Probation Violation Lawyer Assisting Clients in Mesa, Arizona
When an individual is convicted of a crime but considered to be low-risk or a first-time offender, he or she may be placed on probation instead of facing a jail sentence. When placed on probation, a defendant is reintroduced into society but has a strict set of rules and conditions that restrict their behavior. Failing to abide by those rules is a violation of probation terms and may result in additional charges and jail times. If you have been notified that you are in violation of your probation terms, it is important to work with a probation violation attorney that can help stop the situation from escalating. Here are a few important facts about probation violations in Arizona.
Are There Different Types of Probation in Arizona?
There are many different types of probation in Arizona. Depending on the severity of the crime you were convicted for and whether your permanent residence is in Arizona or another state, the courts may recommend one of five different probation types, each with its own set of rules and requirements. Understanding the type of probation you have been placed in and the terms you need to abide by is essential for you to successfully complete it.
The most common probation type is supervised probation with regular check-ins with your probation officer. With unsupervised probation, regular visits, drug testing, and home visits are not required, but there will still be a minimum degree of monitoring of certain things. In courtesy supervision, the individual is serving probation in a different county from the one where he or she was placed on probation. Interstate compact probation allows an out-of-state individual to complete the probation terms in their home state, and intensive probation requires 24-7 monitoring and constant supervision.
What Is Considered a Probation Violation in Arizona?
A probation violation occurs when an individual fails to abide by the terms of his or her probation as determined by a judge. The exact terms and requirements may vary depending on the type of crime committed. Some examples of probation conditions may include meeting with their probation officer periodically, paying fines or paying restitution to any victims, participating in classes or therapy, doing community service, and avoiding the use of alcohol or illicit drugs.
For instance, suppose your probation includes the requirement of submitting to curfews and not drinking alcoholic beverages.

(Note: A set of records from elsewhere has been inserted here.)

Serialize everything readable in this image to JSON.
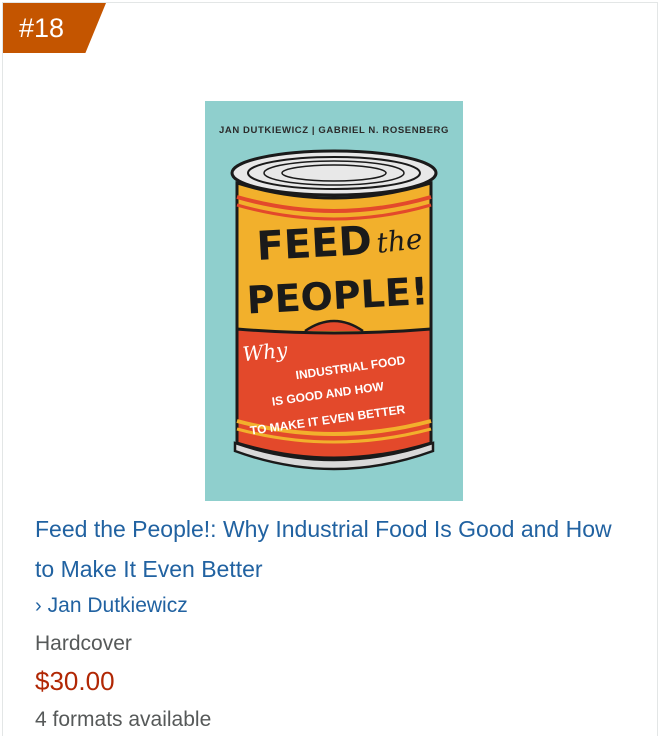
{
  "product": {
    "rank": "#18",
    "title": "Feed the People!: Why Industrial Food Is Good and How to Make It Even Better",
    "author_chevron": "›",
    "author": "Jan Dutkiewicz",
    "format": "Hardcover",
    "price": "$30.00",
    "formats_available": "4 formats available"
  },
  "cover": {
    "authors_line": "JAN DUTKIEWICZ | GABRIEL N. ROSENBERG",
    "title_feed": "FEED",
    "title_the": "the",
    "title_people": "PEOPLE!",
    "sub_why": "Why",
    "sub_line1": "INDUSTRIAL FOOD",
    "sub_line2": "IS GOOD AND HOW",
    "sub_line3": "TO MAKE IT EVEN BETTER"
  },
  "colors": {
    "badge": "#c45500",
    "link": "#2162a1",
    "price": "#b12704",
    "secondary_text": "#565959",
    "cover_bg": "#8fcfcd",
    "can_yellow": "#f2b02c",
    "can_red": "#e3492b"
  }
}
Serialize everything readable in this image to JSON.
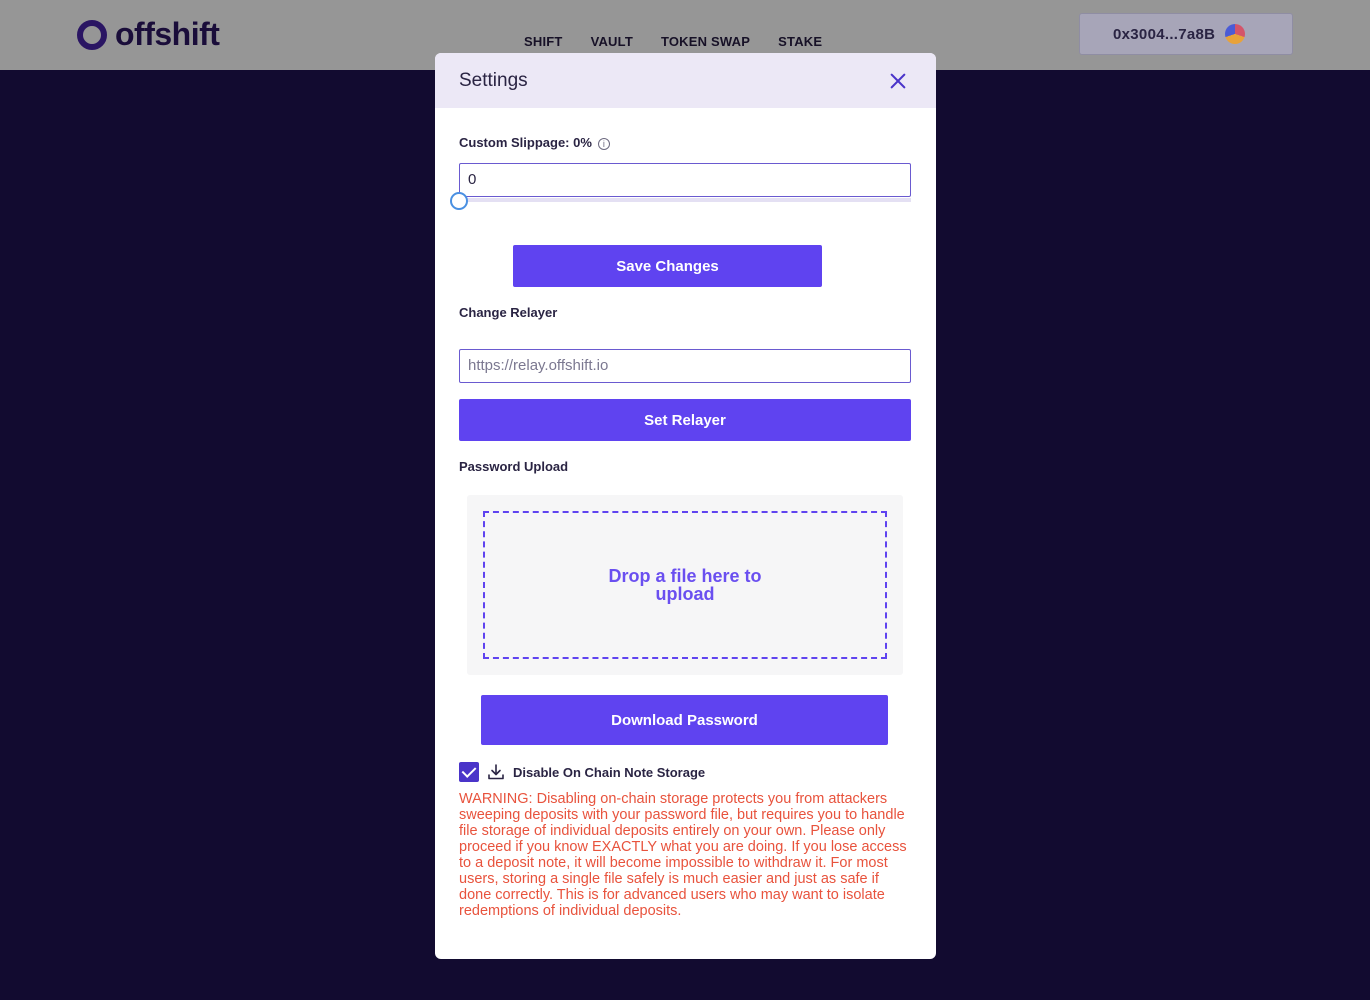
{
  "brand": {
    "name": "offshift"
  },
  "nav": {
    "items": [
      "SHIFT",
      "VAULT",
      "TOKEN SWAP",
      "STAKE"
    ]
  },
  "wallet": {
    "address": "0x3004...7a8B"
  },
  "settings": {
    "title": "Settings",
    "slippage": {
      "label": "Custom Slippage: 0%",
      "value": "0",
      "slider_value": 0
    },
    "save_label": "Save Changes",
    "relayer": {
      "label": "Change Relayer",
      "placeholder": "https://relay.offshift.io",
      "button_label": "Set Relayer"
    },
    "password_upload": {
      "label": "Password Upload",
      "drop_text": "Drop a file here to upload"
    },
    "download_label": "Download Password",
    "disable_storage": {
      "label": "Disable On Chain Note Storage",
      "checked": true
    },
    "warning": "WARNING: Disabling on-chain storage protects you from attackers sweeping deposits with your password file, but requires you to handle file storage of individual deposits entirely on your own. Please only proceed if you know EXACTLY what you are doing. If you lose access to a deposit note, it will become impossible to withdraw it. For most users, storing a single file safely is much easier and just as safe if done correctly. This is for advanced users who may want to isolate redemptions of individual deposits."
  },
  "colors": {
    "accent": "#5f43f0",
    "warning": "#e8533d",
    "background": "#120b30"
  }
}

One day, you accept an invitation to a party at a friend’s house. You end up spending all night at the party and miss your curfew. In addition, plenty of alcoholic beverages were being served at this party. When your probation officer learns about it, he or she may determine that you violated the terms of your probation and may face consequences.
What Happens if You Violate Your Probation Terms in Arizona?
If you have violated your probation terms, you may face a wide array of consequences that vary in severity, depending on how serious your violation was and whether this was your first violation or a repeat occurrence. In a best-case scenario, your probation officer may only issue a warning. In other cases, he or she may require you to attend a probation hearing in front of a judge, and may even make a recommendation for the judge to revoke your probation in some cases. A probation hearing has no jury and it is completely up to the judge to make a decision.
If a judge determines that your probation should be revoked, it does not always mean you will end up in jail. Depending on the specifics of your case, the judge may order additional probation terms, payment of more fines, or require you to attend mandatory counseling or rehabilitation programs.
How Can a Probation Violation Attorney Help?
If you believe you are at risk of being convicted of a probation violation, working with a probation violation attorney is essential to keep the situation from getting worse. Sometimes, you end up violating your probation without intending to do so because you were hospitalized or otherwise incapacitated to appear at a scheduled hearing or appointment with your probation officer. An attorney can argue that your absence was justifiable in this case and that you fully intend to continue fulfilling your requirements in the near future.
Another example of a defense strategy against a probation violation in connection to the payment of fines or restitution is to show that you have been unable to keep up with the required payments because of a change in your circumstances that resulted in your inability to pay. Additionally, arguing against the admissibility of evidence obtained from an illegal search and seizure is also a common defense strategy. If your Mesa defense attorney can prove that your probation officer was harassing you and conducting arbitrary searches of your home and disrespecting your constitutional rights, any evidence resulting from those searches are not valid and cannot be used in court.
If you have a probation hearing scheduled, this is the time to take action and get a seasoned Mesa probation violation attorney on your side. At the Naegle Law Firm, PLC, we have helped many clients avoid harsher consequences and keep their original probation terms after an alleged violation. We can help you if you have been rearrested for a probation violation or have an active warrant. Convictions for probation violations can be significantly more severe than your original charges, so retaining an attorney as early as possible may make the difference in your case. Contact our Mesa office at (480) 378-9000 and speak to our legal team to see how we can help.